Scout explains she doesn't remember learning how to read, but it seems she always knew how. Boo was eventually brought back to the Radley home. The physical representation of this facet of childhood is represented in Jem's daring rush into the Radleys' yard, in which he enters a space that has been fundamentally condemned by the entire town. Blackstone's Commentaries one of the most important books ever written on British law, written by Sir William Blackstone 1723—80; Eng. Scout and Dill's relationship, though close, is still childish and innocent, as shown in the end of the chapter.
While Scout's version allows people to get better through individual choice, in Aunt Alexandra's eyes, quality is a function of time more than anything. From Meridian, Mississippi, Dill will be spending the summer at the nearby house of Miss Rachel Haverford, his aunt. Scout learns that black people help one another like each one is family. . In this chapter, Atticus demonstrates his excellent skills as a lawyer. After the service, Reverend Syke's takes up a collection of money for Tom Robinson's wife, who has not been able to find work since her husband was brought up on charges of raping a white woman.
What is the name of the odd family in Maycomb? Then Dill suggests that they have a baby together, and even though he knows how babies are made, he makes up a long dreamy story about a magic island where babies are collected like flowers. When Scout explains that Walter can't pay back the lunch money Miss Caroline offered, the teacher taps Scout's hand with a ruler and makes her stand in the corner of the room. Later, toward the end of the school year, Jem and Scout find two polished Indian-head pennies, good luck tokens, inside the same knothole. At the window, Scout and Jem hoist Dill up to peek in the window. The chapter establishes that Atticus can relate to all kinds of people, including poor farm children.
Aunt Alexandra tells Scout she cannot go back the next Sunday. However, Jem can remember his mother and Scout notices that he is occasionally nostalgic about her. Scout and Jem begin to notice that where they go about town, people seem to be whispering about them. Scout observes , whom she considers to be a rather good, sensible judge. Looking for a friendly face in the group, she recognizes Mr. Here we see how the law, which is meant to protect people, can sometimes be harmful if followed too absolutely.
Dill and Scout keep watch in case anyone comes along, and Jem tries to deliver the note with the fishing pole, but finds that it's harder to maneuver than he expected. The children don't understand prejudice at its basest level, and Calpurnia seems to not possess it either. After this, they hear a voice nearby and Mr. However, Scout doesn't feel sorry for her considering her unfriendly treatment that morning. Aunt Alexandra would be quick to say that the finest black woman can't ever be a proper role model for a white child.
Her teacher, Miss Caroline Fisher, is 21 years old and new to the Maycomb County schools. Dill makes up a story about playing strip poker to explain Jem's missing pants, and Jem says they were playing with matches rather than cards, which would be considered unforgivable. However, Jem and Scout lack the pride that Aunt Alexandra considers commensurate with being a Finch. This speech demonstrates the gulf between blacks and whites in Maycomb: not only do class distinctions and bigotry divide the two races, but language does as well. That night Atticus finally came home from working with the State.
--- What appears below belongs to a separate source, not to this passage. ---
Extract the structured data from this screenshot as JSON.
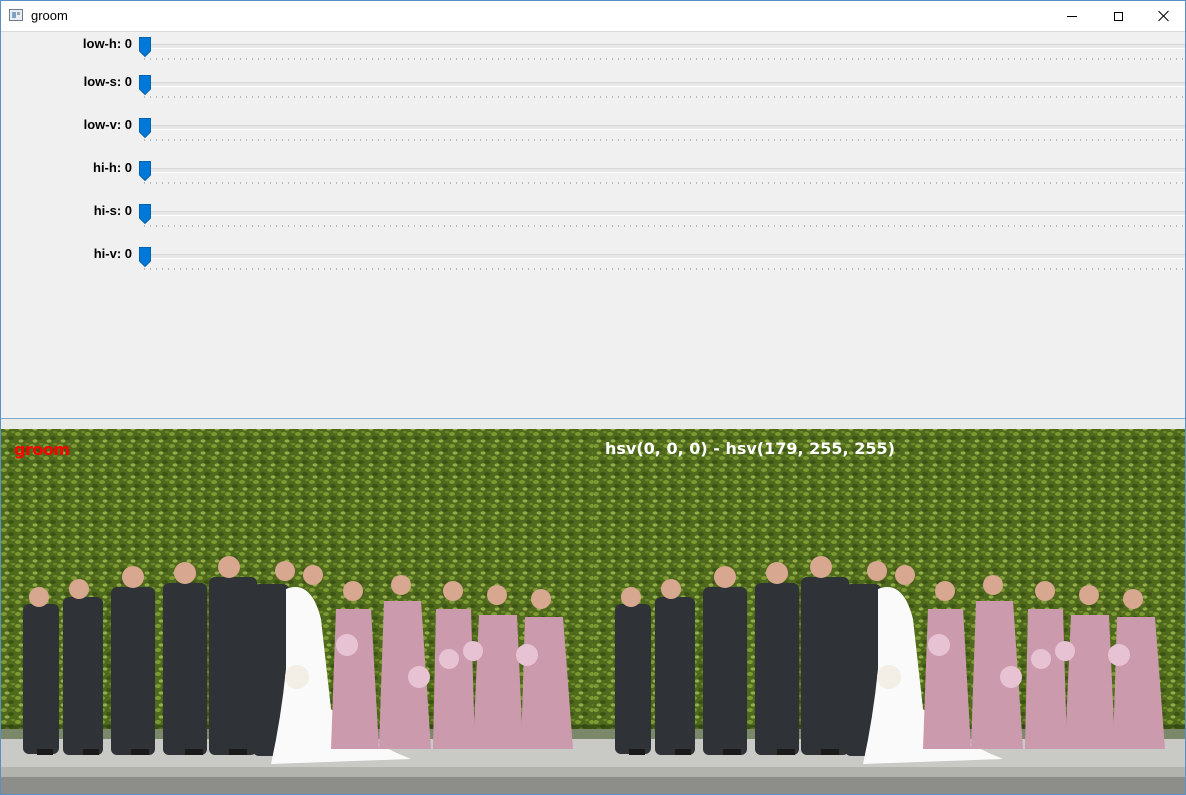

When the children return home, they find Aunt Alexandra waiting for them. Rather, the law must change to accommodate them and protect the children, who should not have to suffer needlessly. All the other children in the class understand this: growing up in this setting teaches children that people can behave a certain way simply because of the family or group that they come from. For some time now, Scout and Jem have railed against people who insulted Atticus' decision to defend Tom. Radley, but Jem insists on going. They sneak under a wire fence and go through a gate. Walter hesitates but then takes Jem up on the friendly offer.
Ewell is the next witness. Alexandria would condemn almost any other type of lifestyle and Jem thought it was funny because he thought that one day she would start a fight or something. Simply because of their racial prejudice, the townspeople are prepared to accept the word of the cruel, ignorant Bob Ewell over that of a decent black man. Scout and Jem listen intently to everything that is said in the courtroom. In the packed courthouse, the children have trouble getting seats until helps them find seats upstairs in the balcony where the black people sit. Mayella doesn't seem to have any friends.
Cunningham about his son despite being surrounded by a hostile lynch mob. For instance, when various domesticated animals are mutilated and killed, townspeople still suspect Boo even after Crazy Addie is found guilty of this violence. Jem and Dill follow her, and Atticus orders Jem to go home. Cannas any of a genus Canna broad-leaved tropical plants, often grown for ornament because of the striking foliage and brilliant flowers. The children's attempts to connect with Boo evoke, again, the sense that children will be able to see Boo with more decency and sincerity than the rest of the populace. Dill's story about his experiences with his parents show Scout how much she has to be grateful for. The family lost its wealth in the Civil War.